Researchers in the UK have helped show how volcanoes can affect air quality by quantifying emissions from last year’s eruption of Iceland’s Bárðarbunga volcano.
“The eruption discharged lava at a rate of more than 200 cubic metres per second, which is equivalent to filling five Olympic-sized swimming pools in a minute,” said Dr Anja Schmidt from the School of Earth and Environment at the University of Leeds, who led the study. Continue reading “Environment: Study quantifies volcano pollution”→
Study teases volcanic climate signal out of the noise

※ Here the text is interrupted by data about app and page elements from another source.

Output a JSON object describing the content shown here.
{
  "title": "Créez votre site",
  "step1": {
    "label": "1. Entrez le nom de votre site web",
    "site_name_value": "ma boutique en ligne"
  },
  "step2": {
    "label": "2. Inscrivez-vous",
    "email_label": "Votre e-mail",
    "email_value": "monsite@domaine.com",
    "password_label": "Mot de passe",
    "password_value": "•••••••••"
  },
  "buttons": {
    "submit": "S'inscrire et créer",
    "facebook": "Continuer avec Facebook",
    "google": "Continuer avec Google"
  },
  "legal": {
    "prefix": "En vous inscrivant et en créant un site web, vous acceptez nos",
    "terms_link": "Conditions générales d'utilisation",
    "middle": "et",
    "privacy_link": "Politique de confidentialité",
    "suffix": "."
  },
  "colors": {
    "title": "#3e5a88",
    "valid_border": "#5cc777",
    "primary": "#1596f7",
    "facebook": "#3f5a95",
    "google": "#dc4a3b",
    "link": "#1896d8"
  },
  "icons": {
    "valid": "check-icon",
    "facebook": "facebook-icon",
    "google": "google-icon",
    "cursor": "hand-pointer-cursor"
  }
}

FRISCO — A steep, decades-long rise in global temperatures probably was slowed in the late 1990s by the combined effects of a series of small volcanic eruptions, according to a new study led by scientists with Lawrence Livermore National Laboratory.

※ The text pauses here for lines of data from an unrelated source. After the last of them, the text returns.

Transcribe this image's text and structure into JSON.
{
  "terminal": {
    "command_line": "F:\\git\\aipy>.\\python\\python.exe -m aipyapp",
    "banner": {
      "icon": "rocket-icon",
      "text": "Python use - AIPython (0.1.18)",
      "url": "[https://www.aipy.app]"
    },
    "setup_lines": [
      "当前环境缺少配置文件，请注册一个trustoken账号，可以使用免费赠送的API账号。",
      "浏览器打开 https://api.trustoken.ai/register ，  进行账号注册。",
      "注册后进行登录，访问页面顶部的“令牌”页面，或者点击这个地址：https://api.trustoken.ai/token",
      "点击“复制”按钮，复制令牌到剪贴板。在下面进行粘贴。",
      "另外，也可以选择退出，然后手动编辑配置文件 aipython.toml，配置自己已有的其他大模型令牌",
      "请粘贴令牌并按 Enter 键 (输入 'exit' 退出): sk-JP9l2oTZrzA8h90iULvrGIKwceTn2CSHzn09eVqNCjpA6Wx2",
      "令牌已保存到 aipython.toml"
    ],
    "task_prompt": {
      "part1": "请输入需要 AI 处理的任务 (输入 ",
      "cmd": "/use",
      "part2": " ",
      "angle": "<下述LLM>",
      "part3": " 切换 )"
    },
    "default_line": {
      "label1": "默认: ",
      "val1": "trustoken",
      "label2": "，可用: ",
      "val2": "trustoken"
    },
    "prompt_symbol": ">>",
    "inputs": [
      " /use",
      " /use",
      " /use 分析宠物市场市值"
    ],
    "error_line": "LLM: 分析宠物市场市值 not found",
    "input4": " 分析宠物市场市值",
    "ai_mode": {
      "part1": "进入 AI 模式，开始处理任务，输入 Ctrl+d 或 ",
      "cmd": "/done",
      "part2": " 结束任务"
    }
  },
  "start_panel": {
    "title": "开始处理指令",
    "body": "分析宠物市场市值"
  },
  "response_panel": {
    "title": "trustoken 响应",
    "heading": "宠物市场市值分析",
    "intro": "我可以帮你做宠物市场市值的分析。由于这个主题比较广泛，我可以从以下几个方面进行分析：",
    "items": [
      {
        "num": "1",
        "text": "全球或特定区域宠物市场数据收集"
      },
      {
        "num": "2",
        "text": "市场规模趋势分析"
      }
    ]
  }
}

Previous research suggested that early 21st century eruptions might explain up to a third of the recent global warming slowdown, and the new findings, published in the journal Geophysical Research Letters further identifies observational climate signals caused by recent volcanic activity, which deflected substantially more solar radiation than previously estimated. Continue reading “More evidence that small volcanoes can slow global warming”→

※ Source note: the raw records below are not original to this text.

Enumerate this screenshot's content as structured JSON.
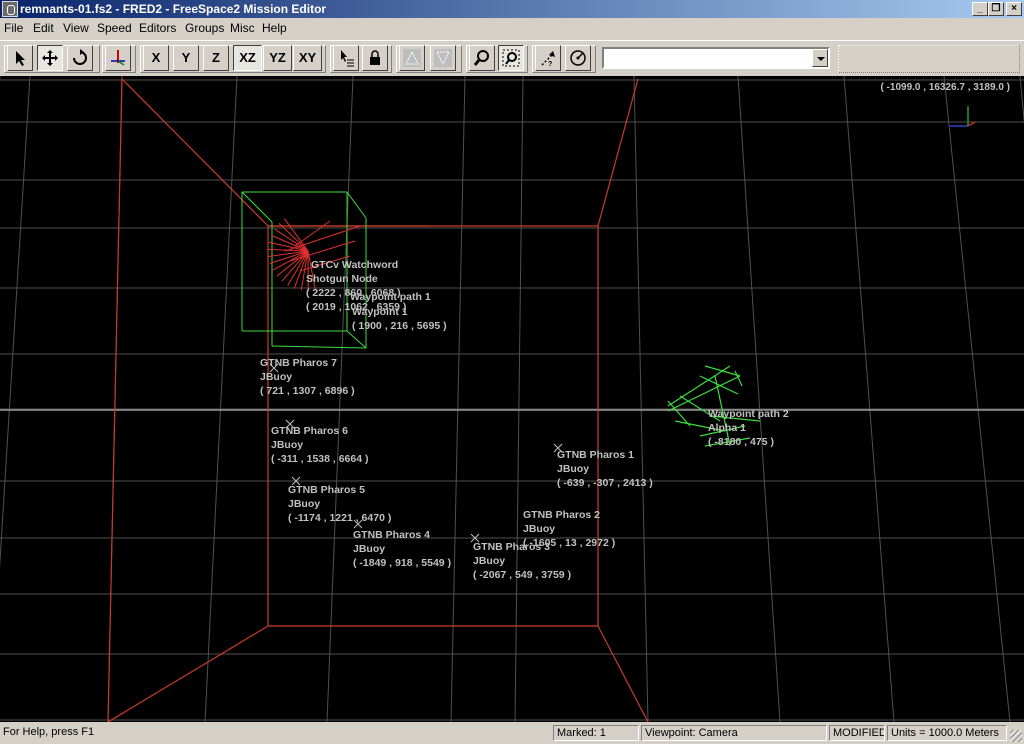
{
  "window": {
    "title": "remnants-01.fs2 - FRED2 - FreeSpace2 Mission Editor"
  },
  "menu": [
    {
      "name": "menu-file",
      "label": "File"
    },
    {
      "name": "menu-edit",
      "label": "Edit"
    },
    {
      "name": "menu-view",
      "label": "View"
    },
    {
      "name": "menu-speed",
      "label": "Speed"
    },
    {
      "name": "menu-editors",
      "label": "Editors"
    },
    {
      "name": "menu-groups",
      "label": "Groups"
    },
    {
      "name": "menu-misc",
      "label": "Misc"
    },
    {
      "name": "menu-help",
      "label": "Help"
    }
  ],
  "toolbar": {
    "axis_x": "X",
    "axis_y": "Y",
    "axis_z": "Z",
    "plane_xz": "XZ",
    "plane_yz": "YZ",
    "plane_xy": "XY",
    "combo_value": ""
  },
  "viewport": {
    "camera_coords": "( -1099.0 , 16326.7 , 3189.0 )",
    "labels": [
      {
        "name": "label-gtcv-watchword",
        "lines": [
          "GTCv Watchword"
        ]
      },
      {
        "name": "label-overlapping-1",
        "lines": [
          "Shotgun Node"
        ]
      },
      {
        "name": "label-overlapping-2",
        "lines": [
          "( 2222 , 860 , 6068 )"
        ]
      },
      {
        "name": "label-waypoint-path-1",
        "lines": [
          "Waypoint path 1"
        ]
      },
      {
        "name": "label-waypoint-1-coords",
        "lines": [
          "( 2019 , 1062 , 6359 )"
        ]
      },
      {
        "name": "label-waypoint-1",
        "lines": [
          "Waypoint 1",
          "( 1900 , 216 , 5695 )"
        ]
      },
      {
        "name": "label-pharos-7",
        "lines": [
          "GTNB Pharos 7",
          "JBuoy",
          "( 721 , 1307 , 6896 )"
        ]
      },
      {
        "name": "label-pharos-6",
        "lines": [
          "GTNB Pharos 6",
          "JBuoy",
          "( -311 , 1538 , 6664 )"
        ]
      },
      {
        "name": "label-pharos-5",
        "lines": [
          "GTNB Pharos 5",
          "JBuoy",
          "( -1174 , 1221 , 6470 )"
        ]
      },
      {
        "name": "label-pharos-4",
        "lines": [
          "GTNB Pharos 4",
          "JBuoy",
          "( -1849 , 918 , 5549 )"
        ]
      },
      {
        "name": "label-pharos-3",
        "lines": [
          "GTNB Pharos 3",
          "JBuoy",
          "( -2067 , 549 , 3759 )"
        ]
      },
      {
        "name": "label-pharos-2",
        "lines": [
          "GTNB Pharos 2",
          "JBuoy",
          "( -1605 , 13 , 2972 )"
        ]
      },
      {
        "name": "label-pharos-1",
        "lines": [
          "GTNB Pharos 1",
          "JBuoy",
          "( -639 , -307 , 2413 )"
        ]
      },
      {
        "name": "label-waypoint-path-2",
        "lines": [
          "Waypoint path 2"
        ]
      },
      {
        "name": "label-cluster-right",
        "lines": [
          "Alpha 1",
          "( -8180 , 475 )"
        ]
      }
    ]
  },
  "status": {
    "help": "For Help, press F1",
    "marked": "Marked: 1",
    "viewpoint": "Viewpoint: Camera",
    "modified": "MODIFIED",
    "units": "Units = 1000.0 Meters"
  },
  "colors": {
    "grid": "#505050",
    "red_box": "#c83c28",
    "green_ship": "#3cdc3c",
    "label": "#c0c0c0"
  }
}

New research tracks aerosols from volcanic eruptions
FRISCO — Sunlight-reflecting particles from relatively small volcanic eruptions may add up to have a significant effect on global temperatures, according to a new climate study that tries to quantify the cumulative impact of aerosols from volcanoes.
According to the research, based on a combination of measurements taken on the ground, in the air and from satellites, small volcanic eruptions that occurred between 2000 and 2013 deflected almost double the amount of solar radiation previously estimated.
Acid rain, ozone depletion contributed to ancient mass extinction
By Summit Voice
FRISCO — While the steady increase in greenhouse gas concentrations may be a slow form of ecocide, massive volcanic eruptions may have the ability to alter the atmosphere so profoundly that it leads to relatively sudden and widespread mass extinctions.
That’s likely what happened 250 million years ago, at the end of the Permian period, when there was a mass extinction so severe that it remains the most traumatic known species die-off in Earth’s history. Previous research has suggested the event was triggered by contemporaneous volcanic eruptions in Siberia, and a recent followup study looked at the effects those eruptions had on Earth’s atmosphere. Continue reading “Huge volcanic eruptions can lead to fast climate change”→
New map provides valuable information the global warming era
By Summit Voice
FRISCO — A team effort by the U.S. Geological Survey and the Icelandic Meteorological Office has resulted in a new map detailing all of Iceland’s glaciers, as well as subglacial volcanoes. The map incorporates historical data and coverage from aerial photographs and remote sensing satellites, helping to show recent and historic changes in Iceland’s dynamic landscape.
Iceland has about 300 glaciers throughout the country, and altogether, 269 glaciers, outlet glaciers and internal ice caps are named. The glaciers that lack names are small and largely newly revealed, exposed by melting of snow pack due to warmer summer temperatures. The number of identified glaciers has nearly doubled at the beginning of the 21st century. Continue reading “New map details Iceland glaciers, sub-glacial volcanoes”→
New satellite data shows volcanoes are a bigger factor than industrial emissions, at least high in the atmosphere
By Summit Voice
FRISCO — Scientists have long known that aerosols can have a major effect on climate, and with measurements from sensitive satellite-based instruments, they’re getting a better handle on the formation, distribution and sources of various sulfur compounds in the atmosphere.
“Sulfur compounds up to 30 km altitude may have a cooling effect,” said KIT researcher Michael Höpfner, explaining that sulfur dioxide and water vapor react to sulfuric acid that forms aerosols, that reflect solar radiation back into universe. Continue reading “Climate: Tracking atmospheric aerosols”→
Researchers gaining a better understanding of stratospheric aerosols
By Bob Berwyn
FRISCO —A series of small to mid-sized volcanic eruptions the past 10 years were the main factor in the formation of stratospheric sulfuric acid that reflected the sun’s energy and partially offset the effects of heat-trapping greenhouse gases.